__Work to be completed__: Copying each record below exactly is the whole task.

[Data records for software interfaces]
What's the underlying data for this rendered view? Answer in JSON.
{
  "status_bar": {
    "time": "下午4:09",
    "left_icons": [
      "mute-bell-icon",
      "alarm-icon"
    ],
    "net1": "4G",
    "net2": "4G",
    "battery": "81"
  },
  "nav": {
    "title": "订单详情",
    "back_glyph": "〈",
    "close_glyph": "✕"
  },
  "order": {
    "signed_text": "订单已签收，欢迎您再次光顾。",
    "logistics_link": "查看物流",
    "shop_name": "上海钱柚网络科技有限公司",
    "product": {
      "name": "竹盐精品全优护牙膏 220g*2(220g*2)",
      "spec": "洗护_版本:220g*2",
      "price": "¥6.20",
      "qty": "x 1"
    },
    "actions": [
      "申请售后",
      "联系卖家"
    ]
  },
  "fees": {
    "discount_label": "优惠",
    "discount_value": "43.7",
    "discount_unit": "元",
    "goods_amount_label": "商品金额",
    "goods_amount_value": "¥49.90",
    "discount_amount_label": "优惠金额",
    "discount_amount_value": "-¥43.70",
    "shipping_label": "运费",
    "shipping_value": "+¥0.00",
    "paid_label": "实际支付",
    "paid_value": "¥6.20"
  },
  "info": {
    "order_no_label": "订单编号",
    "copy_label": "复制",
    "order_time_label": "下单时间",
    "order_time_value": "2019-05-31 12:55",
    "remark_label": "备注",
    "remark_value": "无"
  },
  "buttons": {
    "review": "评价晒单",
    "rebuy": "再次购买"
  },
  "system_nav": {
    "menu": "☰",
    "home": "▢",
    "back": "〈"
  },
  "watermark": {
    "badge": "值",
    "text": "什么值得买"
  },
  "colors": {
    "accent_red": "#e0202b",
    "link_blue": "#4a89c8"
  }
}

__Task response__:
What's the underlying data for this rendered view? Answer in JSON.
{
  "status_bar": {
    "time": "下午4:09",
    "left_icons": [
      "mute-bell-icon",
      "alarm-icon"
    ],
    "net1": "4G",
    "net2": "4G",
    "battery": "81"
  },
  "nav": {
    "title": "订单详情",
    "back_glyph": "〈",
    "close_glyph": "✕"
  },
  "order": {
    "signed_text": "订单已签收，欢迎您再次光顾。",
    "logistics_link": "查看物流",
    "shop_name": "上海钱柚网络科技有限公司",
    "product": {
      "name": "竹盐精品全优护牙膏 220g*2(220g*2)",
      "spec": "洗护_版本:220g*2",
      "price": "¥6.20",
      "qty": "x 1"
    },
    "actions": [
      "申请售后",
      "联系卖家"
    ]
  },
  "fees": {
    "discount_label": "优惠",
    "discount_value": "43.7",
    "discount_unit": "元",
    "goods_amount_label": "商品金额",
    "goods_amount_value": "¥49.90",
    "discount_amount_label": "优惠金额",
    "discount_amount_value": "-¥43.70",
    "shipping_label": "运费",
    "shipping_value": "+¥0.00",
    "paid_label": "实际支付",
    "paid_value": "¥6.20"
  },
  "info": {
    "order_no_label": "订单编号",
    "copy_label": "复制",
    "order_time_label": "下单时间",
    "order_time_value": "2019-05-31 12:55",
    "remark_label": "备注",
    "remark_value": "无"
  },
  "buttons": {
    "review": "评价晒单",
    "rebuy": "再次购买"
  },
  "system_nav": {
    "menu": "☰",
    "home": "▢",
    "back": "〈"
  },
  "watermark": {
    "badge": "值",
    "text": "什么值得买"
  },
  "colors": {
    "accent_red": "#e0202b",
    "link_blue": "#4a89c8"
  }
}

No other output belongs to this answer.